On February 18, 2009, we entered into an unsecured revolving credit facility with Bank of America, N.A. with an initial principal amount of $25 million and an additional $25 million accordion feature. Borrowings under the credit facility will bear interest at a rate set, at our option, at either (i) a rate equal to an adjusted LIBOR rate plus a margin ranging from 0.75% to 2.0% depending on a lease-adjusted leverage ratio, or (ii) a daily rate equal to (a) the highest of the federal funds rate plus 0.5%, the banks published prime rate, and one-month LIBOR plus 1.0%, plus (b) a margin ranging from 0.0% to 1.0% depending on a lease-adjusted leverage ratio. The facility requires that we pay a commitment fee on the unused balance ranging from 0.25% to 0.5%, based on the lease-adjusted leverage ratio. Availability of borrowings under the facility requires that we be in compliance with specified covenants. The facility also includes customary events of default, including failure to repay amounts when due, failure to comply with covenants, representations and warranties made under the facility being incorrect or misleading when made, specified cross-defaults, bankruptcies or other insolvency events, entry of material judgments against us, or changing in control of us. Domestic subsidiaries that are not borrowers under the facility are guarantors of the borrowers obligations. The Credit Agreement for this facility is filed as an exhibit to this Annual Report on Form 10-K.
On February 16, 2009, the Compensation Committee of our Board of Directors approved adjustments to the base salaries of our executive officers, including setting 2009 base salaries of $1,100,000 for Steve Ells, our Chairman and co-Chief Executive Officer, $850,000 for Monty Moran, our co-Chief Executive Officer and $470,000 for Jack Hartung, our Chief Financial Officer. In addition, the Committee set 2009 target bonus levels for the executive officers, generally consistent with the target bonuses in past years. The target bonus for Mr. Moran was increased, in recognition of his promotion to co-Chief Executive Officer, to 100% of base salary.
Incorporated by reference from the definitive proxy statement for our 2009 annual meeting of shareholders, which will be filed no later than 120 days after December 31, 2008.

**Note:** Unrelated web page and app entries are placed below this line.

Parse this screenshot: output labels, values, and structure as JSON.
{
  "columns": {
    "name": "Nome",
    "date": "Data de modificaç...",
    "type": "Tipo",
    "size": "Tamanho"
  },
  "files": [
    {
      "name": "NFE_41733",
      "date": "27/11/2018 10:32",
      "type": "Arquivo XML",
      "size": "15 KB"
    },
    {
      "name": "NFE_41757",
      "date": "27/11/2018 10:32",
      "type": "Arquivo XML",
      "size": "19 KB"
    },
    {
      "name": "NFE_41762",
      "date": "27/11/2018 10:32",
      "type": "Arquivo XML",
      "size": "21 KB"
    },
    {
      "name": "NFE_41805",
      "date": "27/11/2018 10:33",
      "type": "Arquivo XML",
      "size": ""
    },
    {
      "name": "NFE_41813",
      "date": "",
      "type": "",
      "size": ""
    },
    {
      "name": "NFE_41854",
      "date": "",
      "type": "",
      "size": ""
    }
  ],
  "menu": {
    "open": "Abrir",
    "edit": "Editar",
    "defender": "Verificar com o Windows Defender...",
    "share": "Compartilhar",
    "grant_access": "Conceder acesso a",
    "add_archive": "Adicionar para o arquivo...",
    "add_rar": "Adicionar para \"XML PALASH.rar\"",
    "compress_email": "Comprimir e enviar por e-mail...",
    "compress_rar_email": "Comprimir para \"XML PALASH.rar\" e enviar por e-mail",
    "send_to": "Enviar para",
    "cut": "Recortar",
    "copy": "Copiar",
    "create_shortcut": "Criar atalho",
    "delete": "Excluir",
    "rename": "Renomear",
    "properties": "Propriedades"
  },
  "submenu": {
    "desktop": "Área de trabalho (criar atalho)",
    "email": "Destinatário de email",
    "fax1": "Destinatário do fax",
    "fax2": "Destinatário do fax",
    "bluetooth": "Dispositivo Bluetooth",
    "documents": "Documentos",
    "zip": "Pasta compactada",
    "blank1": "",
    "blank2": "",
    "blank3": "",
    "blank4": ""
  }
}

Incorporated by reference from the definitive proxy statement for our 2009 annual meeting of shareholders, which will be filed no later than 120 days after December 31, 2008.
Incorporated by reference from the definitive proxy statement for our 2009 annual meeting of shareholders, which will be filed no later than 120 days after December 31, 2008.
1. All Financial statements
Consolidated financial statements filed as part of this report are listed under Item 8. Financial Statements and Supplementary Data.
2. Financial statement schedules
No schedules are required because either the required information is not present or is not present in amounts sufficient to require submission of the schedule, or because the information required is included in the consolidated financial statements or the notes thereto.
The exhibits listed on the accompanying Exhibit Index are filed or incorporated by reference as part of this report.
Pursuant to the requirements of Section 13 or 15(d) of the Securities Exchange Act of 1934, the registrant has duly caused this report to be signed on its behalf by the undersigned, thereunto duly authorized.
Date: February 19, 2009
KNOW ALL PERSONS BY THESE PRESENTS, that each person whose signature appears below constitutes and appoints Steve Ells, Montgomery Moran and John Hartung, and each of them, his or her true and lawful attorneys-in-fact, each with full power of substitution, for him or her in any and all capacities, to sign any amendments to this report on Form 10-K and to file the same, with exhibits thereto and other documents in connection therewith, with the Securities and Exchange Commission, hereby ratifying and confirming all that each of said attorneys-in-fact or their substitute or substitutes may do or cause to be done by virtue hereof. Pursuant to the requirements of the Securities Exchange Act of 1934, this report has been signed below by the following persons on behalf of the registrant and in the capacities and on the dates indicated.